The team also employed a mouse model to show that the technique can effectively be used to treat a genetic disease. For this, they chose a strain with a lethal congenital lung defect, caused by its inability to make surfactant protein B (SP-B). Regular application of mRNA for SP-B, as an aerosol, to the lungs of the mutant mice restored lung function, and the effect persisted for the duration of the study. Rudolph sees great scope for transcript therapy in regenerative medicine and the treatment of metabolic diseases, and hopes to test the efficacy of modified mRNAs in a clinical setting over the next few years.

Publication:
Expression of therapeutic proteins after delivery of chemically modified mRNA in mice
Kormann MS, Hasenpusch G, Aneja MK, Nica G, Flemmer AW, Herber-Jonat S, Huppmann M, Mays LE, Illenyi M, Schams A, Griese M, Bittmann I, Handgretinger R, Hartl D, Rosenecker J, Rudolph C.
Nature Biotechnology, XX. February 2011
doi: 10.1038/nbt.1733

Dr. Carsten Rudolph | EurekAlert!
Further information:
http://www.uni-muenchen.de

More articles from Life Sciences:

nachricht Nesting aids make agricultural fields attractive for bees
20.07.2017 | Julius-Maximilians-Universität Würzburg

nachricht The Kitchen Sponge – Breeding Ground for Germs
20.07.2017 | Hochschule Furtwangen

All articles from Life Sciences >>>

The most recent press releases about innovation >>>

Die letzten 5 Focus-News des innovations-reports im Überblick:

Im Focus: Manipulating Electron Spins Without Loss of Information

Physicists have developed a new technique that uses electrical voltages to control the electron spin on a chip. The newly-developed method provides protection from spin decay, meaning that the contained information can be maintained and transmitted over comparatively large distances, as has been demonstrated by a team from the University of Basel’s Department of Physics and the Swiss Nanoscience Institute. The results have been published in Physical Review X.

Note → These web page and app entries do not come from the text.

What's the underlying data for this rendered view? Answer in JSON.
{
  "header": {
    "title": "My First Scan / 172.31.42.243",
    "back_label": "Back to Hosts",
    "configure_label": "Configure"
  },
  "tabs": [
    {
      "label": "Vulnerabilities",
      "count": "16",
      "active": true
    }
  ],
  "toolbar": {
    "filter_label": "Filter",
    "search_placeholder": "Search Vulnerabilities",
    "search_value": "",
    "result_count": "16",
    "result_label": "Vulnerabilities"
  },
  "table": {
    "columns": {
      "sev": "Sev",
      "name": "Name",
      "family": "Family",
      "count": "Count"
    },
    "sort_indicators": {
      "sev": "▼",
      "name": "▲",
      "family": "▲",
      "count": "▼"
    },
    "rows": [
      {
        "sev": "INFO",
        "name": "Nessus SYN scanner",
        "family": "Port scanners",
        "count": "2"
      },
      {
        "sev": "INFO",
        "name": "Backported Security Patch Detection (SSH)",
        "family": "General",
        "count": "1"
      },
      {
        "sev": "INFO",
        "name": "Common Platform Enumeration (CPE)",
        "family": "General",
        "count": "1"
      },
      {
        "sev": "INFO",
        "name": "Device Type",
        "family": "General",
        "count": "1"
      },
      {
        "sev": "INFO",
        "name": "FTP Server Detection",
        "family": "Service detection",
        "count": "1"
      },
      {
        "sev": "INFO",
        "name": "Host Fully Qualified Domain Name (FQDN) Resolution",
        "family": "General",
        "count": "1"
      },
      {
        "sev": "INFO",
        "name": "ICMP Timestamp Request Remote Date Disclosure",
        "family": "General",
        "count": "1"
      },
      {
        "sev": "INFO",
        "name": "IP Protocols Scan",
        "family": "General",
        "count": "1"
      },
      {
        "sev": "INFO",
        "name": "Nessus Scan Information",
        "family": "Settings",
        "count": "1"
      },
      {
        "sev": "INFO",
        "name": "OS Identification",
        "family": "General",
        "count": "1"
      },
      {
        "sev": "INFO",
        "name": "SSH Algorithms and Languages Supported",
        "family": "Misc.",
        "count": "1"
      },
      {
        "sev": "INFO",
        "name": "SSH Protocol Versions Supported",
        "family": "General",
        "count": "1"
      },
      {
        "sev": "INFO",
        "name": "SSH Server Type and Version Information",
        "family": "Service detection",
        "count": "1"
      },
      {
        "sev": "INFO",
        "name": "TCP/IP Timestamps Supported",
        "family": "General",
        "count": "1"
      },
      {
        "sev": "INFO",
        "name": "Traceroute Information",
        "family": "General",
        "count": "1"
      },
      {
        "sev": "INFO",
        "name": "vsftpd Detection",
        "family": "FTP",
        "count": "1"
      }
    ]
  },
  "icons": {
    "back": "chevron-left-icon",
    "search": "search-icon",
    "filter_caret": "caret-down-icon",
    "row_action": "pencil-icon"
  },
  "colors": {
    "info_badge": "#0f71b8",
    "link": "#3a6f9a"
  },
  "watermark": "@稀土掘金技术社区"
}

For several years, researchers have been trying to use the spin of an electron to store and transmit information. The spin of each electron is always coupled...

Im Focus: The proton precisely weighted

What is the mass of a proton? Scientists from Germany and Japan successfully did an important step towards the most exact knowledge of this fundamental constant. By means of precision measurements on a single proton, they could improve the precision by a factor of three and also correct the existing value.

To determine the mass of a single proton still more accurate – a group of physicists led by Klaus Blaum and Sven Sturm of the Max Planck Institute for Nuclear...

Im Focus: On the way to a biological alternative

A bacterial enzyme enables reactions that open up alternatives to key industrial chemical processes

The research team of Prof. Dr. Oliver Einsle at the University of Freiburg's Institute of Biochemistry has long been exploring the functioning of nitrogenase....

Im Focus: The 1 trillion tonne iceberg

Larsen C Ice Shelf rift finally breaks through

A one trillion tonne iceberg - one of the biggest ever recorded -- has calved away from the Larsen C Ice Shelf in Antarctica, after a rift in the ice,...

Im Focus: Laser-cooled ions contribute to better understanding of friction

Physics supports biology: Researchers from PTB have developed a model system to investigate friction phenomena with atomic precision

Friction: what you want from car brakes, otherwise rather a nuisance. In any case, it is useful to know as precisely as possible how friction phenomena arise –...

All Focus news of the innovation-report >>>

Anzeige

Anzeige

Event News

»We are bringing Additive Manufacturing to SMEs«

19.07.2017 | Event News

The technology with a feel for feelings

12.07.2017 | Event News

Leipzig HTP-Forum discusses "hydrothermal processes" as a key technology for a biobased economy

12.07.2017 | Event News

 
Latest News

Researchers create new technique for manipulating polarization of terahertz radiation

20.07.2017 | Information Technology

High-tech sensing illuminates concrete stress testing

20.07.2017 | Materials Sciences

First direct observation and measurement of ultra-fast moving vortices in superconductors

20.07.2017 | Physics and Astronomy

VideoLinks
B2B-VideoLinks
More VideoLinks >>>